_Assignment_
Gather every line from the entries below that includes "accumsan".

***** Given data

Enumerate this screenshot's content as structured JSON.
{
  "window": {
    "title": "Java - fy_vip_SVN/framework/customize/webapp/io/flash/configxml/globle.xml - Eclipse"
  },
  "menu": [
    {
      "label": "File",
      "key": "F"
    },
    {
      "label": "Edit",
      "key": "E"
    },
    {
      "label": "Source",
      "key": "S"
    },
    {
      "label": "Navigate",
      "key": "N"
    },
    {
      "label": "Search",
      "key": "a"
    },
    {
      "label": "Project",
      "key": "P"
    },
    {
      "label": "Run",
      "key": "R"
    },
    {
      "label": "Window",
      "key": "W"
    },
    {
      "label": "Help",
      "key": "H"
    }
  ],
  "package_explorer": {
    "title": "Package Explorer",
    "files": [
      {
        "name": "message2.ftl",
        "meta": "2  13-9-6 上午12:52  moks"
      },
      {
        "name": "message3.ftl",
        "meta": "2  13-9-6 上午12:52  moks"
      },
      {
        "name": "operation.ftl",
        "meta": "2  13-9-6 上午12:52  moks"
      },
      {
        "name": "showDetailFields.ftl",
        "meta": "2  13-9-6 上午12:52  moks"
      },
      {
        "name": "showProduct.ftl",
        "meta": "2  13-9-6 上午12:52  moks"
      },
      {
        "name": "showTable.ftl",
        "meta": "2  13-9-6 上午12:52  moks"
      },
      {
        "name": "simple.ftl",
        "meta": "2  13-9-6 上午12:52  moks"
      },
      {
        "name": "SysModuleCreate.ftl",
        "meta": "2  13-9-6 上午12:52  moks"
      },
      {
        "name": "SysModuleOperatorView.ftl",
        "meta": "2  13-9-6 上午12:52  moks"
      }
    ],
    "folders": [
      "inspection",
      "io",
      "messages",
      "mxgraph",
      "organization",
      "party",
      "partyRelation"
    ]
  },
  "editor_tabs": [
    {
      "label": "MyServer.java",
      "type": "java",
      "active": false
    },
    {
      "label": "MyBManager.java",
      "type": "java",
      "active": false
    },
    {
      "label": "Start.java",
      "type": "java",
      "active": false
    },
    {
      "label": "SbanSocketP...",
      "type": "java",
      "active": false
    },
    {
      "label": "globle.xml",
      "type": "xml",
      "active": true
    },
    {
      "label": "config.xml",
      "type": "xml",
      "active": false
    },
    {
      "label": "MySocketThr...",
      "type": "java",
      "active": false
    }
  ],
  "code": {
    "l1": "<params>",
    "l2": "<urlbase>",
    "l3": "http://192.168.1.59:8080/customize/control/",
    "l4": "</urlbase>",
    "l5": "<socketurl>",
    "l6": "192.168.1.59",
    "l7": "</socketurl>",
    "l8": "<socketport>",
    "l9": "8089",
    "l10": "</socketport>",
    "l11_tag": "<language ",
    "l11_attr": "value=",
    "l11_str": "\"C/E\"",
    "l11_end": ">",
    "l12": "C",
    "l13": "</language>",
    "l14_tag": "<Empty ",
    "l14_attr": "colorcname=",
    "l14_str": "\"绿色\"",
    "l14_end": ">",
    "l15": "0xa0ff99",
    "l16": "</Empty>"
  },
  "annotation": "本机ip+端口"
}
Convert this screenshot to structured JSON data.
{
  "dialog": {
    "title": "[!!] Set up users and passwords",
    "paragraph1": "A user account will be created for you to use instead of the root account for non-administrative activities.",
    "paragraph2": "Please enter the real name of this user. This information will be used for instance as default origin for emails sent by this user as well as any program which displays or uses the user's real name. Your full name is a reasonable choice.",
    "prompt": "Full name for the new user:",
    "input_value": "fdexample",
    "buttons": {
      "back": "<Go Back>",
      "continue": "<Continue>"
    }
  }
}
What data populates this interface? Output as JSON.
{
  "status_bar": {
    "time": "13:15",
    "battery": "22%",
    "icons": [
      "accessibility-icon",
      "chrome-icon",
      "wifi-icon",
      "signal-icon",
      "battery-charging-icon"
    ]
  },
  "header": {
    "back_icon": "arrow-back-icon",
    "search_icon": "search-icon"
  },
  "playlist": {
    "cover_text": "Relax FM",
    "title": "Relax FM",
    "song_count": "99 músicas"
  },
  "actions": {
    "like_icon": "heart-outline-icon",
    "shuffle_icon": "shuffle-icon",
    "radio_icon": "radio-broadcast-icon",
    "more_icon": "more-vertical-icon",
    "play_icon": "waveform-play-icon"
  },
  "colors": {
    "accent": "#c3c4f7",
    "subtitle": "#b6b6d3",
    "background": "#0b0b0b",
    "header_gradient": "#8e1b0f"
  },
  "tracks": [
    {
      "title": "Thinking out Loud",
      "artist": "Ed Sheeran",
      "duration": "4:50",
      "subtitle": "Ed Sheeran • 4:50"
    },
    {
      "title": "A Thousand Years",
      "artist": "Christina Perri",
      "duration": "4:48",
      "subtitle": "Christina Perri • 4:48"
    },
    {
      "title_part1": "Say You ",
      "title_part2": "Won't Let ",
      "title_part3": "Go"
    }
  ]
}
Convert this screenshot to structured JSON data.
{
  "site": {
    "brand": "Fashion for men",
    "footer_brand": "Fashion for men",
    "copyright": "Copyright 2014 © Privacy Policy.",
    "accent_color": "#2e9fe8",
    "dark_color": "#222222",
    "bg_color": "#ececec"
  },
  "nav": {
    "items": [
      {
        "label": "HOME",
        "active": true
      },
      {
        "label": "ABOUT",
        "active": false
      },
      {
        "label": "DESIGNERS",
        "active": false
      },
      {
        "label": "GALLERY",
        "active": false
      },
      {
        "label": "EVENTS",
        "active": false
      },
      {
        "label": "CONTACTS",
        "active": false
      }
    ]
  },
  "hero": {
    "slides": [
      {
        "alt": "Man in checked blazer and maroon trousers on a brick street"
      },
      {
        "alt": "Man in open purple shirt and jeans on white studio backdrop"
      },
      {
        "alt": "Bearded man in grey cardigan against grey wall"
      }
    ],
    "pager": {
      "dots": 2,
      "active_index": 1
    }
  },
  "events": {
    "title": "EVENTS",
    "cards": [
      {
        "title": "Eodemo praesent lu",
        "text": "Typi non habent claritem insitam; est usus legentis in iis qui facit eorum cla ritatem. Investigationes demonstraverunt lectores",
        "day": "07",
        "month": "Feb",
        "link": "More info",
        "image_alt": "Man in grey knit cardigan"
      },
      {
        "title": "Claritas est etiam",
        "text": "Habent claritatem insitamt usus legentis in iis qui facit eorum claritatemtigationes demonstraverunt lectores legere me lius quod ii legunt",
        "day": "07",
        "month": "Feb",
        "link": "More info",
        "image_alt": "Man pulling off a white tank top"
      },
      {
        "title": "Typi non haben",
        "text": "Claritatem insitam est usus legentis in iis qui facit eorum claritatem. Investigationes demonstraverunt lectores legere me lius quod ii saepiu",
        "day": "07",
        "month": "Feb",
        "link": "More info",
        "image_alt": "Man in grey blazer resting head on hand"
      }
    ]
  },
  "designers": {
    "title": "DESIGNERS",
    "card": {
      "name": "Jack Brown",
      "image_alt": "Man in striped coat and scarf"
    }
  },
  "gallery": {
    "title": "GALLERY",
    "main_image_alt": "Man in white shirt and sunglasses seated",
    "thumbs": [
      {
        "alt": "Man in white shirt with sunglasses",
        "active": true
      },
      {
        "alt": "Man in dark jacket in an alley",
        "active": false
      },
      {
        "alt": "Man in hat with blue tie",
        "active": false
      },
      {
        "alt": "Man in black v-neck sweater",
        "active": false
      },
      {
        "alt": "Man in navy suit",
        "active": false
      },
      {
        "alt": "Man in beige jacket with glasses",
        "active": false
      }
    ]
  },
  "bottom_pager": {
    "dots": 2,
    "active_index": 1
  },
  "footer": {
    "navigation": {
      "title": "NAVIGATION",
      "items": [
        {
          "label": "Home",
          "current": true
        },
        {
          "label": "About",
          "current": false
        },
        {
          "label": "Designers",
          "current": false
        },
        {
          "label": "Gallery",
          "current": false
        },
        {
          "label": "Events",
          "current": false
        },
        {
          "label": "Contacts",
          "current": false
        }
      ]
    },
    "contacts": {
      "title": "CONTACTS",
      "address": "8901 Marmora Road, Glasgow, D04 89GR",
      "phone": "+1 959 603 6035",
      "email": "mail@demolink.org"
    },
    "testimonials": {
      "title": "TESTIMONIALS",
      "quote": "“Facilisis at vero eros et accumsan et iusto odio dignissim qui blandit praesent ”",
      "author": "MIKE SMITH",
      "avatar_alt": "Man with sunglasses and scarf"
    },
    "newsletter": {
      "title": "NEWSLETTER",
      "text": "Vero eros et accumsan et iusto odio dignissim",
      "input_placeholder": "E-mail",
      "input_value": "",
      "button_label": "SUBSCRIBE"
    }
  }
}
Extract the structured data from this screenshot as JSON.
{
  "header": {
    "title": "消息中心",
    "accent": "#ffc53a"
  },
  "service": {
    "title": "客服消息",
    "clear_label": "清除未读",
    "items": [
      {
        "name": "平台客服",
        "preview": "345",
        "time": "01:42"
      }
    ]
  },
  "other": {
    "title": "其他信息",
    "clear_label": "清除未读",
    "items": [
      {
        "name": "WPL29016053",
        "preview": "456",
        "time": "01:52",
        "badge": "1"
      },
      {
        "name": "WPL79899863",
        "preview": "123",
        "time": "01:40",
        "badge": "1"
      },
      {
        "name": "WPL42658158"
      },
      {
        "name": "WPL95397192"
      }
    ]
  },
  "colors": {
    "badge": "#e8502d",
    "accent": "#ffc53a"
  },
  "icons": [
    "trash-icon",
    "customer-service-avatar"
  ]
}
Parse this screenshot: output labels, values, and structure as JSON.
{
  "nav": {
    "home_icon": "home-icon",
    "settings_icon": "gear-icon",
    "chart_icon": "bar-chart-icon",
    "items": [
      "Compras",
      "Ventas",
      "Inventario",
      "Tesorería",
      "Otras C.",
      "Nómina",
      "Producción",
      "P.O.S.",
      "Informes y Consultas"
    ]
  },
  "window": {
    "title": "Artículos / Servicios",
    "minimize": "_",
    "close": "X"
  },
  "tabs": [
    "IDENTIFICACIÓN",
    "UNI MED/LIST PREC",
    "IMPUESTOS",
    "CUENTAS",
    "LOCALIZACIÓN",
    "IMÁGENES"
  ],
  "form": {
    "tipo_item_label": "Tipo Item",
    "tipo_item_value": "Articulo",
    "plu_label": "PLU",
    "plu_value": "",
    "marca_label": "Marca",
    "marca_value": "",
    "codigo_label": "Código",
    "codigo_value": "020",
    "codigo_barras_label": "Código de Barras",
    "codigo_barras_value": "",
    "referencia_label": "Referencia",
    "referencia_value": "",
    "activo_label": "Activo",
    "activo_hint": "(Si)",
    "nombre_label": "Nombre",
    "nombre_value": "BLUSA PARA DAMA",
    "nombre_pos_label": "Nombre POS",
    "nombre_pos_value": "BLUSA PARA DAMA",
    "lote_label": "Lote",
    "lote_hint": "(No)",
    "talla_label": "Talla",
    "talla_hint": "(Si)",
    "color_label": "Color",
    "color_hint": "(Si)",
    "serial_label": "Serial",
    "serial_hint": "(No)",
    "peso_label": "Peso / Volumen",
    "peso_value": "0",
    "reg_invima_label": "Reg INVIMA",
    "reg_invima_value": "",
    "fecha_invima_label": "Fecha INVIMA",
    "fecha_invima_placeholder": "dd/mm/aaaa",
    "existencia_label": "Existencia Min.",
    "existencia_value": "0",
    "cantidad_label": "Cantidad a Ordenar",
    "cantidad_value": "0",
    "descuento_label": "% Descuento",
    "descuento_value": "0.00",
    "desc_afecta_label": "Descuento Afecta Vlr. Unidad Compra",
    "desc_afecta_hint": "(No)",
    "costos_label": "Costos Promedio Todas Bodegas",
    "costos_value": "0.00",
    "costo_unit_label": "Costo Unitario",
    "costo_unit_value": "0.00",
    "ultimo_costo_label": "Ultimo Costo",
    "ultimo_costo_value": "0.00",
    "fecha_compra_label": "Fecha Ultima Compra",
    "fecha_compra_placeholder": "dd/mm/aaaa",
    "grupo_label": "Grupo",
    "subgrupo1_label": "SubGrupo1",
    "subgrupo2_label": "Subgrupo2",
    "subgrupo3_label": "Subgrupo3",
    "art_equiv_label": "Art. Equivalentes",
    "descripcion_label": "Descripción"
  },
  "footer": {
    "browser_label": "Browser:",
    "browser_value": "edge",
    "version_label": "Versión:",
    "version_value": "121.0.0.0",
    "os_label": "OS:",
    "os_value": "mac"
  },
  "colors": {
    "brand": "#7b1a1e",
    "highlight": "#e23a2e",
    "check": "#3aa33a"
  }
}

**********

_Result for this exercise_
      "quote": "“Facilisis at vero eros et accumsan et iusto odio dignissim qui blandit praesent ”",
      "text": "Vero eros et accumsan et iusto odio dignissim",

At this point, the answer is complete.